Records for the task

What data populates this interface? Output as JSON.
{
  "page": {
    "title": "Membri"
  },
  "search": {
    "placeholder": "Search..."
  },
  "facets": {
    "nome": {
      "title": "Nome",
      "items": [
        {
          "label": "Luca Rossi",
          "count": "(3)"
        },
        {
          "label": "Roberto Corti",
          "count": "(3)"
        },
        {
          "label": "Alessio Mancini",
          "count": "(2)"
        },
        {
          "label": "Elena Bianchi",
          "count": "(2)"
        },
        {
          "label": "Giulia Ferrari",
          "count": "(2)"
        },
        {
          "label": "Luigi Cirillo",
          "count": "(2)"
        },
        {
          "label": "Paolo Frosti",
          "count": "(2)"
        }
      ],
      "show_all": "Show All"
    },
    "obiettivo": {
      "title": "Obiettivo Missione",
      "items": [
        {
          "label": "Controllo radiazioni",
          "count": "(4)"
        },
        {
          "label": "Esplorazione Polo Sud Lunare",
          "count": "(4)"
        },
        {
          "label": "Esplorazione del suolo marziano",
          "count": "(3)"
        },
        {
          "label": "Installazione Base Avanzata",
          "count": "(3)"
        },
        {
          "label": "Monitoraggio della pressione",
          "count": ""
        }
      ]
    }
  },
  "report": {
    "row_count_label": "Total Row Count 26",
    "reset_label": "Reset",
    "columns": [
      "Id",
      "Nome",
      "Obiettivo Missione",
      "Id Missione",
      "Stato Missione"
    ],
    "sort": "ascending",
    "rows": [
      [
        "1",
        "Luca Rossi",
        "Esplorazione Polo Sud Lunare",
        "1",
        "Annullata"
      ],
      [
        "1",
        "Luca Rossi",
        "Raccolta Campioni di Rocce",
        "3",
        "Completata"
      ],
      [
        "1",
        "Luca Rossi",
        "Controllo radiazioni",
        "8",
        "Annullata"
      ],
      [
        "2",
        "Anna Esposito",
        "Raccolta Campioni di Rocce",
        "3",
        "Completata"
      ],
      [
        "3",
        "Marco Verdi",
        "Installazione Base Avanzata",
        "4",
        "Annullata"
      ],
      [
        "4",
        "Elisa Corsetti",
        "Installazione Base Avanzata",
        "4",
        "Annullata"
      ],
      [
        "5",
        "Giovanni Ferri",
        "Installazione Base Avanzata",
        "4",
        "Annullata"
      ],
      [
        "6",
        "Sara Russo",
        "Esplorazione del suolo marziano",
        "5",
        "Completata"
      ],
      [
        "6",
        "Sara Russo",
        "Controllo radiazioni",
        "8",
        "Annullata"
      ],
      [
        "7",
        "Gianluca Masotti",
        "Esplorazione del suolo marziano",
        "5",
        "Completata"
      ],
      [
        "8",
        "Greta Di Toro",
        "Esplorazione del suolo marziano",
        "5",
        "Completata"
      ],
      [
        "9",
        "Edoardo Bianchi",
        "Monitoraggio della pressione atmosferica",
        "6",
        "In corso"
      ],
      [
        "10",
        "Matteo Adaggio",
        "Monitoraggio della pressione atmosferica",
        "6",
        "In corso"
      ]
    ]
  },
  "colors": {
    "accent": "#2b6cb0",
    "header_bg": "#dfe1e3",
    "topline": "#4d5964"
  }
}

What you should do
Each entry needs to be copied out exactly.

Result of this exercise
What data populates this interface? Output as JSON.
{
  "page": {
    "title": "Membri"
  },
  "search": {
    "placeholder": "Search..."
  },
  "facets": {
    "nome": {
      "title": "Nome",
      "items": [
        {
          "label": "Luca Rossi",
          "count": "(3)"
        },
        {
          "label": "Roberto Corti",
          "count": "(3)"
        },
        {
          "label": "Alessio Mancini",
          "count": "(2)"
        },
        {
          "label": "Elena Bianchi",
          "count": "(2)"
        },
        {
          "label": "Giulia Ferrari",
          "count": "(2)"
        },
        {
          "label": "Luigi Cirillo",
          "count": "(2)"
        },
        {
          "label": "Paolo Frosti",
          "count": "(2)"
        }
      ],
      "show_all": "Show All"
    },
    "obiettivo": {
      "title": "Obiettivo Missione",
      "items": [
        {
          "label": "Controllo radiazioni",
          "count": "(4)"
        },
        {
          "label": "Esplorazione Polo Sud Lunare",
          "count": "(4)"
        },
        {
          "label": "Esplorazione del suolo marziano",
          "count": "(3)"
        },
        {
          "label": "Installazione Base Avanzata",
          "count": "(3)"
        },
        {
          "label": "Monitoraggio della pressione",
          "count": ""
        }
      ]
    }
  },
  "report": {
    "row_count_label": "Total Row Count 26",
    "reset_label": "Reset",
    "columns": [
      "Id",
      "Nome",
      "Obiettivo Missione",
      "Id Missione",
      "Stato Missione"
    ],
    "sort": "ascending",
    "rows": [
      [
        "1",
        "Luca Rossi",
        "Esplorazione Polo Sud Lunare",
        "1",
        "Annullata"
      ],
      [
        "1",
        "Luca Rossi",
        "Raccolta Campioni di Rocce",
        "3",
        "Completata"
      ],
      [
        "1",
        "Luca Rossi",
        "Controllo radiazioni",
        "8",
        "Annullata"
      ],
      [
        "2",
        "Anna Esposito",
        "Raccolta Campioni di Rocce",
        "3",
        "Completata"
      ],
      [
        "3",
        "Marco Verdi",
        "Installazione Base Avanzata",
        "4",
        "Annullata"
      ],
      [
        "4",
        "Elisa Corsetti",
        "Installazione Base Avanzata",
        "4",
        "Annullata"
      ],
      [
        "5",
        "Giovanni Ferri",
        "Installazione Base Avanzata",
        "4",
        "Annullata"
      ],
      [
        "6",
        "Sara Russo",
        "Esplorazione del suolo marziano",
        "5",
        "Completata"
      ],
      [
        "6",
        "Sara Russo",
        "Controllo radiazioni",
        "8",
        "Annullata"
      ],
      [
        "7",
        "Gianluca Masotti",
        "Esplorazione del suolo marziano",
        "5",
        "Completata"
      ],
      [
        "8",
        "Greta Di Toro",
        "Esplorazione del suolo marziano",
        "5",
        "Completata"
      ],
      [
        "9",
        "Edoardo Bianchi",
        "Monitoraggio della pressione atmosferica",
        "6",
        "In corso"
      ],
      [
        "10",
        "Matteo Adaggio",
        "Monitoraggio della pressione atmosferica",
        "6",
        "In corso"
      ]
    ]
  },
  "colors": {
    "accent": "#2b6cb0",
    "header_bg": "#dfe1e3",
    "topline": "#4d5964"
  }
}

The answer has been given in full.